The foreign worker communities here have been at the receiving end of employment unfairness for a long time. Many do not receive correct salaries, or have no way - in the absence of payslips - to check whether they have been correctly paid. Some have not been paid for months; TWC2 sees a regular stream of such complaints.
Other workers have seen their friends injured at work, but denied proper medical treatment by their employers. Yet others have seen their friends repatriated suddenly without receiving full salaries or injury compensation.
But while we can understand there are festering grievances, it is not possible at this stage to say what part these feelings played in the explosion of random violence.
Nonetheless, it would still be good for the authorities to pay more attention to such grievances. Doing so would reduce whatever sense of resentment may exist, and thereby raise the threshold of the tipping point, to better prevent another incident from happening again.
And this is what I want to stress.
Singapore, its Government and its people, should not see this purely as a law and order problem. It should not be just a case of find the culprit, mete out the sentences and then the punished would not dare do it again. I am hoping, and it is more important, that we learn the right lessons from this episode.
Finally, I find the online xenophobic comments targeting foreign workers offensive. My TWC2 colleagues and I believe that generally foreign workers do not face xenophobia here. They very rarely complained about xenophobic treatment. On the contrary, they find Singaporeans generally treat them reasonably.
If a majority of Singaporeans are reasonable fair-minded people, then I would urge every single one of us to rebuke, rebut or ignore the nasty xenophobes among us. This is the time to take a stand against ugly values that sow dissension.

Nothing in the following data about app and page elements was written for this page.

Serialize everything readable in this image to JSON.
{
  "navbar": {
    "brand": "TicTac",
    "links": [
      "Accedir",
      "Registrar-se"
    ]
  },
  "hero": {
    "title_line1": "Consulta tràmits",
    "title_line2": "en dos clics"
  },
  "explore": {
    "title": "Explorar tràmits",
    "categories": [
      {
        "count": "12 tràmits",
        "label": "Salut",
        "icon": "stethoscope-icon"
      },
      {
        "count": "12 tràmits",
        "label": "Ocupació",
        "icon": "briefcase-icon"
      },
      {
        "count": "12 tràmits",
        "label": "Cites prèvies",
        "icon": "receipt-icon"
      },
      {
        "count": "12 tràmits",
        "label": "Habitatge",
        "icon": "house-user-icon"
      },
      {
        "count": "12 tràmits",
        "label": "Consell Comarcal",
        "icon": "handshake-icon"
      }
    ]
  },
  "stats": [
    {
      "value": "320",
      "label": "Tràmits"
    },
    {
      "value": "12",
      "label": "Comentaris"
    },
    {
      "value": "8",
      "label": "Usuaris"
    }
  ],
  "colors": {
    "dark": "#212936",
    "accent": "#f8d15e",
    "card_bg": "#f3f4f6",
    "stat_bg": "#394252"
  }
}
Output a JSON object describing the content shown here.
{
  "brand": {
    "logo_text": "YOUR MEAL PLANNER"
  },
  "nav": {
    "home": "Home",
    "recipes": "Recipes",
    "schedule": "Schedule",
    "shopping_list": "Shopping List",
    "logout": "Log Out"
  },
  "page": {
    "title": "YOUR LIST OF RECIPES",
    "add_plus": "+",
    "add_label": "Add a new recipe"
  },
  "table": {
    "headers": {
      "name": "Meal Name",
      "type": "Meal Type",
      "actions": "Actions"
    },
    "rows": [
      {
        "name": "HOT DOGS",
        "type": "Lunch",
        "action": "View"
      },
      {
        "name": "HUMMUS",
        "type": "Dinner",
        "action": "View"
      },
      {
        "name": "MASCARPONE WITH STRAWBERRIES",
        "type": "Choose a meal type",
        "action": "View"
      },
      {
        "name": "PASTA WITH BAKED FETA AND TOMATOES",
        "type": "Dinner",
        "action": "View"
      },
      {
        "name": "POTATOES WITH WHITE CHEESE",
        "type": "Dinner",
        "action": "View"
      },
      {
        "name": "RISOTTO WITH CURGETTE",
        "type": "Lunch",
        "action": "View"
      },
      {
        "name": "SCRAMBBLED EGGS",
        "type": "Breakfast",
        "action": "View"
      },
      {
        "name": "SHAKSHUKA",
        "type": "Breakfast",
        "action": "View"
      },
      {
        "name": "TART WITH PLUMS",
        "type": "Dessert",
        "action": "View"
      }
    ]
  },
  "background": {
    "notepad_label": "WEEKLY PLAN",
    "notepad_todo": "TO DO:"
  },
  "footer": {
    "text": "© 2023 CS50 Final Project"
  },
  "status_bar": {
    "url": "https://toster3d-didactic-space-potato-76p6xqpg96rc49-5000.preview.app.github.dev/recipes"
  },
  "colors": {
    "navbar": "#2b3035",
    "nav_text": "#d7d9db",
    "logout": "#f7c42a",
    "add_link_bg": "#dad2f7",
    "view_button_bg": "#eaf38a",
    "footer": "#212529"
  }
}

The writer is president of migrant workers' group TWC2 (Transient Workers Count Too).